Answer with only the number of lines below where "Assessment" appears.

======== Dataset entries

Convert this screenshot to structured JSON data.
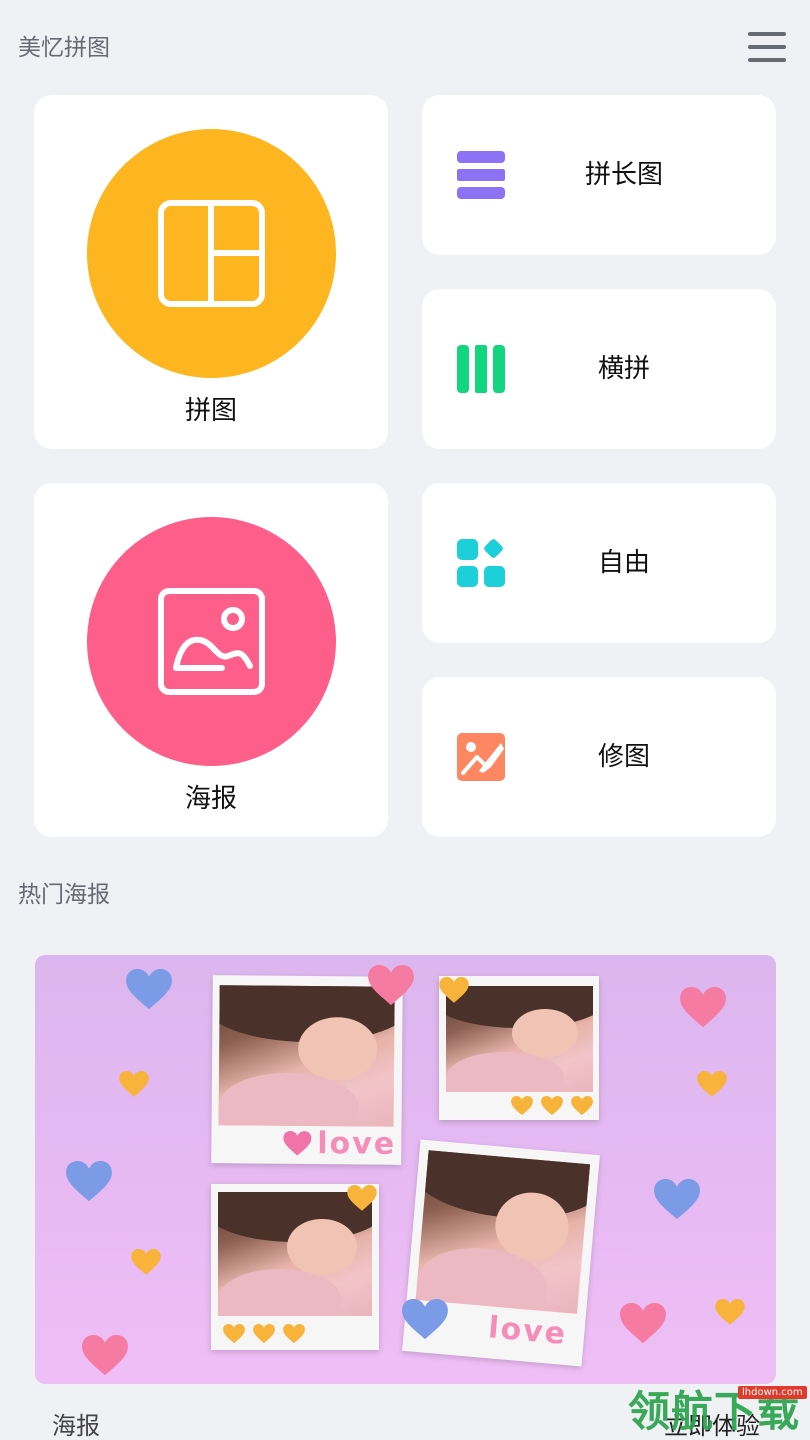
{
  "header": {
    "title": "美忆拼图",
    "menu_icon": "hamburger-menu-icon"
  },
  "features": {
    "collage": {
      "label": "拼图",
      "color": "#fdb61f",
      "icon": "layout-grid-icon"
    },
    "poster": {
      "label": "海报",
      "color": "#fe5f8a",
      "icon": "image-icon"
    },
    "long_stitch": {
      "label": "拼长图",
      "color": "#8c72f4",
      "icon": "stacked-rows-icon"
    },
    "horizontal_stitch": {
      "label": "横拼",
      "color": "#12d67f",
      "icon": "columns-icon"
    },
    "free": {
      "label": "自由",
      "color": "#1dcfd9",
      "icon": "shapes-icon"
    },
    "edit": {
      "label": "修图",
      "color": "#fe8761",
      "icon": "photo-edit-icon"
    }
  },
  "hot_posters": {
    "title": "热门海报",
    "banner": {
      "love_text_1": "love",
      "love_text_2": "love"
    },
    "item_label": "海报",
    "cta_label": "立即体验"
  },
  "watermark": {
    "text": "领航下载",
    "url": "lhdown.com"
  }
}
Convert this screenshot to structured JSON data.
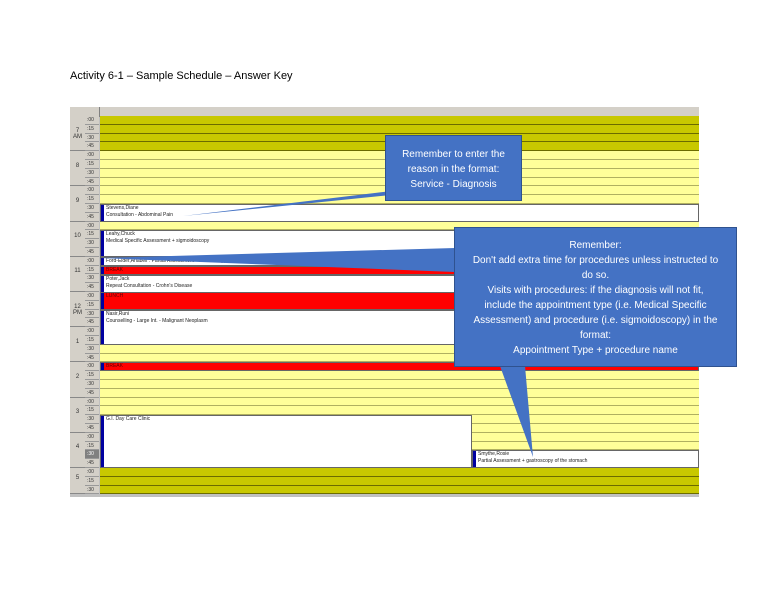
{
  "title": "Activity 6-1 – Sample Schedule – Answer Key",
  "hours": [
    {
      "label": "7",
      "sub": "AM",
      "start": 0
    },
    {
      "label": "8",
      "start": 4
    },
    {
      "label": "9",
      "start": 8
    },
    {
      "label": "10",
      "start": 12
    },
    {
      "label": "11",
      "start": 16
    },
    {
      "label": "12",
      "sub": "PM",
      "start": 20
    },
    {
      "label": "1",
      "start": 24
    },
    {
      "label": "2",
      "start": 28
    },
    {
      "label": "3",
      "start": 32
    },
    {
      "label": "4",
      "start": 36
    },
    {
      "label": "5",
      "start": 40
    }
  ],
  "minutes": [
    ":00",
    ":15",
    ":30",
    ":45"
  ],
  "appointments": [
    {
      "name": "Stevens,Diane",
      "reason": "Consultation - Abdominal Pain"
    },
    {
      "name": "Leahy,Chuck",
      "reason": "Medical Specific Assessment + sigmoidoscopy"
    },
    {
      "name": "Ford-Elder,Anabell : Partial Assessment - Rectal Polyps"
    },
    {
      "name": "BREAK"
    },
    {
      "name": "Poter,Jack",
      "reason": "Repeat Consultation - Crohn's Disease"
    },
    {
      "name": "LUNCH"
    },
    {
      "name": "Nasir,Runi",
      "reason": "Counselling - Large Int. - Malignant Neoplasm"
    },
    {
      "name": "BREAK"
    },
    {
      "name": "G.I. Day Care Clinic"
    },
    {
      "name": "Smythe,Rosie",
      "reason": "Partial Assessment + gastroscopy of the stomach"
    }
  ],
  "callouts": {
    "first": [
      "Remember to enter the",
      "reason in the format:",
      "Service - Diagnosis"
    ],
    "second": [
      "Remember:",
      "Don't add extra time for procedures unless instructed to",
      "do so.",
      "Visits with procedures: if the diagnosis will not fit,",
      "include the appointment type (i.e. Medical Specific",
      "Assessment) and procedure (i.e. sigmoidoscopy) in the",
      "format:",
      "Appointment Type + procedure name"
    ]
  },
  "colors": {
    "callout": "#4472c4",
    "olive": "#c8c800",
    "yellow": "#ffff99",
    "block": "#ff0000"
  }
}
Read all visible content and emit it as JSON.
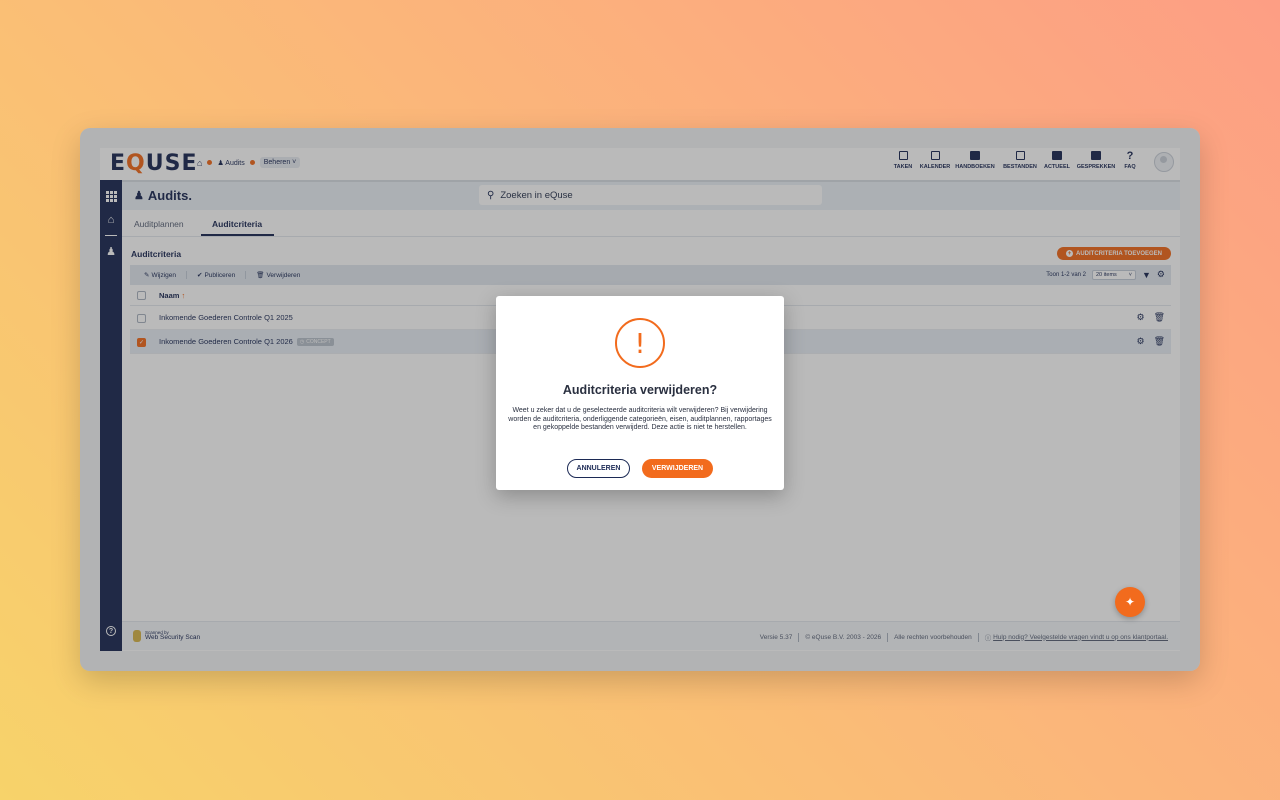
{
  "colors": {
    "accent": "#f26b1d",
    "navy": "#1c2a55"
  },
  "logo": {
    "pre": "E",
    "q": "Q",
    "post": "USE"
  },
  "breadcrumb": {
    "home_icon": "home-icon",
    "audits": "Audits",
    "beheren": "Beheren"
  },
  "topnav": {
    "items": [
      {
        "label": "TAKEN",
        "icon": "clipboard-icon"
      },
      {
        "label": "KALENDER",
        "icon": "calendar-icon"
      },
      {
        "label": "HANDBOEKEN",
        "icon": "book-icon"
      },
      {
        "label": "BESTANDEN",
        "icon": "archive-icon"
      },
      {
        "label": "ACTUEEL",
        "icon": "news-icon"
      },
      {
        "label": "GESPREKKEN",
        "icon": "chat-icon"
      },
      {
        "label": "FAQ",
        "icon": "question-icon"
      }
    ]
  },
  "header": {
    "title": "Audits.",
    "search_placeholder": "Zoeken in eQuse"
  },
  "tabs": [
    {
      "label": "Auditplannen"
    },
    {
      "label": "Auditcriteria"
    }
  ],
  "section": {
    "title": "Auditcriteria",
    "add_label": "AUDITCRITERIA TOEVOEGEN"
  },
  "toolbar": {
    "edit": "Wijzigen",
    "publish": "Publiceren",
    "delete": "Verwijderen",
    "pager_text": "Toon 1-2 van 2",
    "page_size": "20 items"
  },
  "table": {
    "header_name": "Naam",
    "rows": [
      {
        "name": "Inkomende Goederen Controle Q1 2025",
        "checked": false
      },
      {
        "name": "Inkomende Goederen Controle Q1 2026",
        "checked": true,
        "badge": "CONCEPT"
      }
    ]
  },
  "footer": {
    "scan_small": "Scanned by",
    "scan_big": "Web Security Scan",
    "version": "Versie 5.37",
    "copyright": "© eQuse B.V. 2003 - 2026",
    "rights": "Alle rechten voorbehouden",
    "help": "Hulp nodig? Veelgestelde vragen vindt u op ons klantportaal."
  },
  "dialog": {
    "title": "Auditcriteria verwijderen?",
    "message": "Weet u zeker dat u de geselecteerde auditcriteria wilt verwijderen? Bij verwijdering worden de auditcriteria, onderliggende categorieën, eisen, auditplannen, rapportages en gekoppelde bestanden verwijderd. Deze actie is niet te herstellen.",
    "cancel_label": "ANNULEREN",
    "confirm_label": "VERWIJDEREN"
  }
}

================

### Written response:
4